Hiring in real estate keeps pace with strong job growth
The real estate industry posted yet another strong month of hiring in April as national jobs numbers came in higher than expected.
Real estate employers — a category including brokerages, among other firms in the space — added 6,100 jobs last month on a seasonally adjusted basis, according to the latest report from the Bureau of Labor Statistics.
This 0.3 percent rate of growth matched that of the nation as a whole, where employers added 428,000 nonfarm jobs to their payrolls in the month of April.
The strong job market has continued to benefit demand for housing as well, as homebuyers have found themselves on increasingly solid financial footing, according to Mike Fratantoni, chief economist and senior vice president of the Mortgage Bankers Association.
“Although mortgage rates have risen sharply, and home prices have continued to rise at a rapid pace, we expect that many potential homebuyers will continue to be in the market given their strong financial position,” Fratantoni said in a statement.
As the economy has continued to recover from the pandemic, it’s seen one of the strongest periods of job growth in the last half-century, Fratantoni added.
The report also contained good news for employees in homebuilding and other areas of residential construction. These companies added 3,500 seasonally adjusted jobs in April — a 0.4 percent increase from the previous month.
Residential trade contractor employment stayed roughly the same from month to month, with only 300 jobs added on a seasonally adjusted basis.
Even as residential construction companies added jobs, the annual wage growth of those workers slowed.
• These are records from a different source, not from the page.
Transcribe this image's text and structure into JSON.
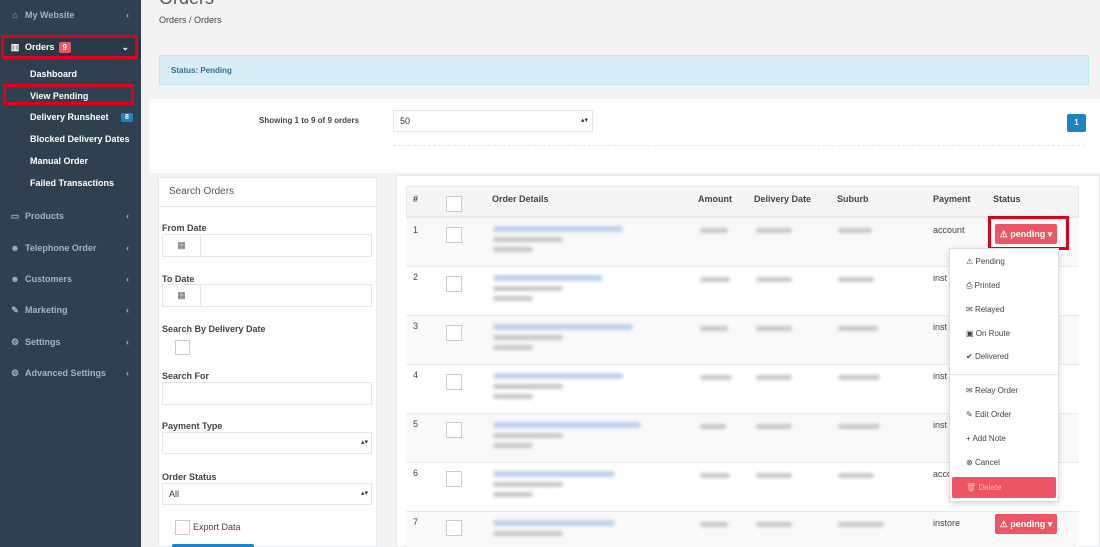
{
  "sidebar": {
    "my_website": "My Website",
    "orders": "Orders",
    "orders_badge": "9",
    "sub": {
      "dashboard": "Dashboard",
      "view_pending": "View Pending",
      "delivery_runsheet": "Delivery Runsheet",
      "runsheet_badge": "8",
      "blocked_dates": "Blocked Delivery Dates",
      "manual_order": "Manual Order",
      "failed_transactions": "Failed Transactions"
    },
    "products": "Products",
    "telephone_order": "Telephone Order",
    "customers": "Customers",
    "marketing": "Marketing",
    "settings": "Settings",
    "advanced_settings": "Advanced Settings"
  },
  "header": {
    "title": "Orders",
    "breadcrumb": "Orders / Orders"
  },
  "status_box": "Status: Pending",
  "listing": {
    "showing": "Showing 1 to 9 of 9 orders",
    "per_page": "50",
    "page": "1"
  },
  "search": {
    "title": "Search Orders",
    "from_date": "From Date",
    "to_date": "To Date",
    "by_delivery_date": "Search By Delivery Date",
    "search_for": "Search For",
    "payment_type": "Payment Type",
    "order_status": "Order Status",
    "order_status_value": "All",
    "export": "Export Data"
  },
  "table": {
    "headers": {
      "num": "#",
      "details": "Order Details",
      "amount": "Amount",
      "delivery": "Delivery Date",
      "suburb": "Suburb",
      "payment": "Payment",
      "status": "Status"
    },
    "rows": [
      {
        "num": "1",
        "payment": "account"
      },
      {
        "num": "2",
        "payment": "inst"
      },
      {
        "num": "3",
        "payment": "inst"
      },
      {
        "num": "4",
        "payment": "inst"
      },
      {
        "num": "5",
        "payment": "inst"
      },
      {
        "num": "6",
        "payment": "acco"
      },
      {
        "num": "7",
        "payment": "instore"
      }
    ],
    "status_label": "pending"
  },
  "dropdown": {
    "pending": "Pending",
    "printed": "Printed",
    "relayed": "Relayed",
    "on_route": "On Route",
    "delivered": "Delivered",
    "relay_order": "Relay Order",
    "edit_order": "Edit Order",
    "add_note": "Add Note",
    "cancel": "Cancel",
    "delete": "Delete"
  },
  "colors": {
    "sidebar": "#2f4050",
    "danger": "#ed5565",
    "primary": "#1c84c6",
    "highlight": "#e0001b"
  }
}
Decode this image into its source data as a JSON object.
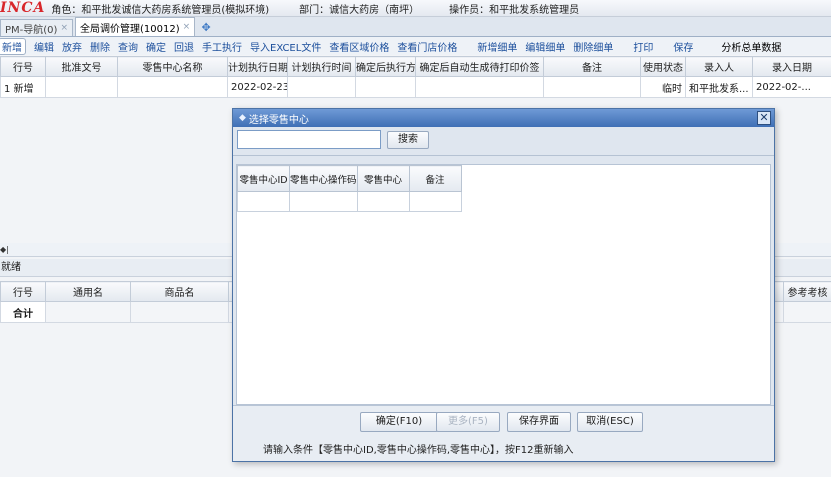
{
  "topbar": {
    "logo": "INCA",
    "role": "角色：和平批发诚信大药房系统管理员(模拟环境)",
    "department": "部门：诚信大药房（南坪）",
    "operator": "操作员：和平批发系统管理员"
  },
  "tabs": [
    {
      "label": "PM-导航(0)",
      "close": "×"
    },
    {
      "label": "全局调价管理(10012)",
      "close": "×"
    }
  ],
  "tab_add": "✥",
  "toolbar": {
    "items": [
      "新增",
      "编辑",
      "放弃",
      "删除",
      "查询",
      "确定",
      "回退",
      "手工执行",
      "导入EXCEL文件",
      "查看区域价格",
      "查看门店价格",
      "新增细单",
      "编辑细单",
      "删除细单",
      "打印",
      "保存"
    ],
    "analysis": "分析总单数据"
  },
  "grid1": {
    "headers": [
      "行号",
      "批准文号",
      "零售中心名称",
      "计划执行日期",
      "计划执行时间",
      "确定后执行方式",
      "确定后自动生成待打印价签",
      "备注",
      "使用状态",
      "录入人",
      "录入日期"
    ],
    "row": [
      "1 新增",
      "",
      "",
      "2022-02-23",
      "",
      "",
      "",
      "",
      "临时",
      "和平批发系...",
      "2022-02-..."
    ]
  },
  "status_marker": "◆|",
  "ready_text": "就绪",
  "grid2": {
    "headers": [
      "行号",
      "通用名",
      "商品名",
      "参考考核"
    ],
    "total_label": "合计"
  },
  "dialog": {
    "title": "选择零售中心",
    "search_value": "",
    "search_button": "搜索",
    "columns": [
      "零售中心ID",
      "零售中心操作码",
      "零售中心",
      "备注"
    ],
    "buttons": {
      "confirm": "确定(F10)",
      "more": "更多(F5)",
      "save_layout": "保存界面",
      "cancel": "取消(ESC)"
    },
    "hint": "请输入条件【零售中心ID,零售中心操作码,零售中心】，按F12重新输入"
  }
}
Year-over-year hourly earnings for nonsupervisory employees in construction dropped from 6.1 percent in March to 5.3 percent in April.
One way to attract and retain workers in construction is to pay more, First American Deputy Chief Economist Odeta Kushi said in a statement.
“Recall that construction quits rate surged in March to the highest rate since 2005,” Kushi said in the statement. "We need more hammers at work to build more homes, so higher quits is not good news for this labor-intensive industry.”
In the mortgage side of the industry, payroll news hasn’t been rosy. Prominent companies have laid off workers in recent weeks as mortgage rates rose and the demand for loans came down off mid-pandemic highs.
But the jobs report held hope for these recently laid-off mortgage employees as well, Fratantoni said.
“While employment in mortgage lending may be declining due to the sharp drop in refinance volume, overall employment in the financial sector is growing, which may well provide opportunities to shift employees from mortgage to other sectors within finance,” Fratantoni said.